Dataset rows for apps and sites:
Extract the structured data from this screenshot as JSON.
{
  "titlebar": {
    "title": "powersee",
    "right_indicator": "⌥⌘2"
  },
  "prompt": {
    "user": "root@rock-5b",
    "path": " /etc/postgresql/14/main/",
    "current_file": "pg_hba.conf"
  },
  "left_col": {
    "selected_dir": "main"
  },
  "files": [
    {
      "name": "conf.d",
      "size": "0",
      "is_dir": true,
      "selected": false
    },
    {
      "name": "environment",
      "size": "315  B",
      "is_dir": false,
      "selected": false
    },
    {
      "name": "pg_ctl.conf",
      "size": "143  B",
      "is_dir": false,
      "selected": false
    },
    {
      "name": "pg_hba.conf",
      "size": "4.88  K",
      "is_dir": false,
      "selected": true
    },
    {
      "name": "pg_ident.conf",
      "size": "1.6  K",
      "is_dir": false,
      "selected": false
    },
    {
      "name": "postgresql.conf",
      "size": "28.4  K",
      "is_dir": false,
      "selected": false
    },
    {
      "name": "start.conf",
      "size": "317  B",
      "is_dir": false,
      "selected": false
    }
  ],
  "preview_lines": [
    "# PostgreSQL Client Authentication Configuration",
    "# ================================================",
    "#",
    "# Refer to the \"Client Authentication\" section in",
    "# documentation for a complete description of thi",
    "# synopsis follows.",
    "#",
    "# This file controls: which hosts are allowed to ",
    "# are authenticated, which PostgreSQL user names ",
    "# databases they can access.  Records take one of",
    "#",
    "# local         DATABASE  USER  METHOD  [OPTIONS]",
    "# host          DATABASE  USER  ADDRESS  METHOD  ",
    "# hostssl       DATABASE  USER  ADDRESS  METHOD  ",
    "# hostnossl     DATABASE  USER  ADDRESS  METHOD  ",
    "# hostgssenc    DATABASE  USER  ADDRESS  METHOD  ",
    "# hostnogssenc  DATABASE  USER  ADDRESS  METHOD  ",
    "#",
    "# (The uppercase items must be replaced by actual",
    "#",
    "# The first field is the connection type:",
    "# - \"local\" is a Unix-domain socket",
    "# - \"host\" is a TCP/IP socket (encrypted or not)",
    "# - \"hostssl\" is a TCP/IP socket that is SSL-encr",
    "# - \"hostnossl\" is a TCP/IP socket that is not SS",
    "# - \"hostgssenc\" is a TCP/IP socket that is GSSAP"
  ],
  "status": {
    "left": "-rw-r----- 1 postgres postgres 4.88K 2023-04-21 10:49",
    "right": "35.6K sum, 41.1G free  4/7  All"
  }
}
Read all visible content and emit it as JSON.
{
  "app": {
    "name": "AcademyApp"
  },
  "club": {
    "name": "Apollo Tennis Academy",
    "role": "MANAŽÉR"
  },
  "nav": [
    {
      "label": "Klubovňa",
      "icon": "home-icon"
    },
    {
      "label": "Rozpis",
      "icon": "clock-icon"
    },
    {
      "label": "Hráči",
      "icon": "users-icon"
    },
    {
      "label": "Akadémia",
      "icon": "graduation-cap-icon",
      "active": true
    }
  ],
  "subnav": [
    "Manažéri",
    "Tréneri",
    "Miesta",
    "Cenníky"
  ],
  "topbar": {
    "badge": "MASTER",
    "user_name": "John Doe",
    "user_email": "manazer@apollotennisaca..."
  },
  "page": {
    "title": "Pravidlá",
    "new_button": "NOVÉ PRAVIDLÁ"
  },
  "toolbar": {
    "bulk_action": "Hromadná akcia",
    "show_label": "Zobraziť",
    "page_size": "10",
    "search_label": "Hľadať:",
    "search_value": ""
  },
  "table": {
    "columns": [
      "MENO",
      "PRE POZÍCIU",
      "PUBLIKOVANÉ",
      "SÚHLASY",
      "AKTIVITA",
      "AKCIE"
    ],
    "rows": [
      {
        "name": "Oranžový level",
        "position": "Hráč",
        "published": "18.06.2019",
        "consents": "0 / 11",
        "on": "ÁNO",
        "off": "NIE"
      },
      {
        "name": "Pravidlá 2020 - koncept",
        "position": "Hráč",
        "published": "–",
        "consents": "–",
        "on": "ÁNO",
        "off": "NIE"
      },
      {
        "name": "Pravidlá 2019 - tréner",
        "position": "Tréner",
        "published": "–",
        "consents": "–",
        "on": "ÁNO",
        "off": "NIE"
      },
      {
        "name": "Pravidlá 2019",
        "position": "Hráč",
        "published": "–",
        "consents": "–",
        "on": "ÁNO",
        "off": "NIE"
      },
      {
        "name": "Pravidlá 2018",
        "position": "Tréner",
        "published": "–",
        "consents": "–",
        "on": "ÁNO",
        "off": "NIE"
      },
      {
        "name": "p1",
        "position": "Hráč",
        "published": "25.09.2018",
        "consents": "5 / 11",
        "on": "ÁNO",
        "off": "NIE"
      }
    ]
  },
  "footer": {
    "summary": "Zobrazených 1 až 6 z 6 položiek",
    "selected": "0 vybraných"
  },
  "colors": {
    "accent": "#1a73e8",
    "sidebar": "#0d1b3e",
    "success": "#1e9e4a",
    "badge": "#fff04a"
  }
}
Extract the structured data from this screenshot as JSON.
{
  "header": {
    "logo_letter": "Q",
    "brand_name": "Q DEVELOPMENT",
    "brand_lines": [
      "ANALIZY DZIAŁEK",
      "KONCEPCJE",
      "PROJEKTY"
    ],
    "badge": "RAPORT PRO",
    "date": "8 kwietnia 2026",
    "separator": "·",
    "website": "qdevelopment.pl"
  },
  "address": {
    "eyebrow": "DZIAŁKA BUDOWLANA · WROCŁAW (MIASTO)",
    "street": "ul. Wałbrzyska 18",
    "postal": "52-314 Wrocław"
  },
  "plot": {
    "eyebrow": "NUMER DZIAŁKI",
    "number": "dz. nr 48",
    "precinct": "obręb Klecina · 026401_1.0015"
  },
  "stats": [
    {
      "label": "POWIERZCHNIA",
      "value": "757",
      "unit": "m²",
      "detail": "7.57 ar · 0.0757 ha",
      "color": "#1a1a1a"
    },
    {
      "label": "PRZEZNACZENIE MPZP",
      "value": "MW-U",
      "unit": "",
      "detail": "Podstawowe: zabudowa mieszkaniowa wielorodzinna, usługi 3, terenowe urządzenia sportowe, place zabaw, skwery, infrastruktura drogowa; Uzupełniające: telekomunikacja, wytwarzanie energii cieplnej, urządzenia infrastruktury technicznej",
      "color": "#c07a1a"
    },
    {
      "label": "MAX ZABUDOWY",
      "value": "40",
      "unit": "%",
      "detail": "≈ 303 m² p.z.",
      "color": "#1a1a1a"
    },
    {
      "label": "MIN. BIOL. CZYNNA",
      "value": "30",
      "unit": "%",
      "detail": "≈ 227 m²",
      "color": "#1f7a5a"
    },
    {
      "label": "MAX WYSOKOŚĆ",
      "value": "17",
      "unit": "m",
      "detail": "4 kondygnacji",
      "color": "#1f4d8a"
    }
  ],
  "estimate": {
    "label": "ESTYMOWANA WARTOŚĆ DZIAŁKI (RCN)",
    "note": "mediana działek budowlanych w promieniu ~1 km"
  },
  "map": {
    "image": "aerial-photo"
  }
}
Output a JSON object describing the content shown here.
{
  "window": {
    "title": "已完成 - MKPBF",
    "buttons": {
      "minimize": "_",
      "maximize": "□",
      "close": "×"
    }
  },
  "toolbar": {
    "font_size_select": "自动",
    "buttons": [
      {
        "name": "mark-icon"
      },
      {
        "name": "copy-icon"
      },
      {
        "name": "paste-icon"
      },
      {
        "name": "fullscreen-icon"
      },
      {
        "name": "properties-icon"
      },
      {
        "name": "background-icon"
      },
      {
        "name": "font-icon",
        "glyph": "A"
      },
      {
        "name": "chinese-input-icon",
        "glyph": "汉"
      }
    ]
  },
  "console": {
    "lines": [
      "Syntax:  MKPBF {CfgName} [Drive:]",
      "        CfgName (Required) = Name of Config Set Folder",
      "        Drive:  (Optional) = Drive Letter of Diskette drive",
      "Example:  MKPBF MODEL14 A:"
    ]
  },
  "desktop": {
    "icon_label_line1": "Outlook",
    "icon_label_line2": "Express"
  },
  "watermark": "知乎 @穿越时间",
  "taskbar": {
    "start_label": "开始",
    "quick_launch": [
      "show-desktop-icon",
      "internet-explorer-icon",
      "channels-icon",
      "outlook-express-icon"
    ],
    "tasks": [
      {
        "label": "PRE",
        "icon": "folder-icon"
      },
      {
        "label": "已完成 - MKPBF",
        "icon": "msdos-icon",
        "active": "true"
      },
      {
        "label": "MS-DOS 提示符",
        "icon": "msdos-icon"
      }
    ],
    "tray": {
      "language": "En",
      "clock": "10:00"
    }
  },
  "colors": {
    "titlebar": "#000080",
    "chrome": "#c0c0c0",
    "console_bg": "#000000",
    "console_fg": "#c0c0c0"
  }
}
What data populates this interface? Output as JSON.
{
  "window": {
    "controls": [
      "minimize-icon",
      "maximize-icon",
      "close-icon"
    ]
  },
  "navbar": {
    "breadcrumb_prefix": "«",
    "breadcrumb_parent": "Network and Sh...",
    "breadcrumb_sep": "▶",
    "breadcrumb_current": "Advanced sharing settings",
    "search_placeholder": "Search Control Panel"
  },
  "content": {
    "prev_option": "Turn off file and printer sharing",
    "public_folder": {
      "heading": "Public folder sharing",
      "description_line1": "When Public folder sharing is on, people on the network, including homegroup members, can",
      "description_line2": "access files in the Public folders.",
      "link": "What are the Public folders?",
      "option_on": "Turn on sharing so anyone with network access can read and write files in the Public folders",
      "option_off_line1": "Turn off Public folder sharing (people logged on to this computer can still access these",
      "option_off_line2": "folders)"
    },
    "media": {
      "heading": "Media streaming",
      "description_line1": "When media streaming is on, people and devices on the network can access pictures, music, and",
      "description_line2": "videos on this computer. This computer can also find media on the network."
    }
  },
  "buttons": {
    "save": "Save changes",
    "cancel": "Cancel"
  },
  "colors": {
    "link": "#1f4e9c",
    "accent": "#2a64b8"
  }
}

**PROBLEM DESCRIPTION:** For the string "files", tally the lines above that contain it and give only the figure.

**OUTPUT:** 3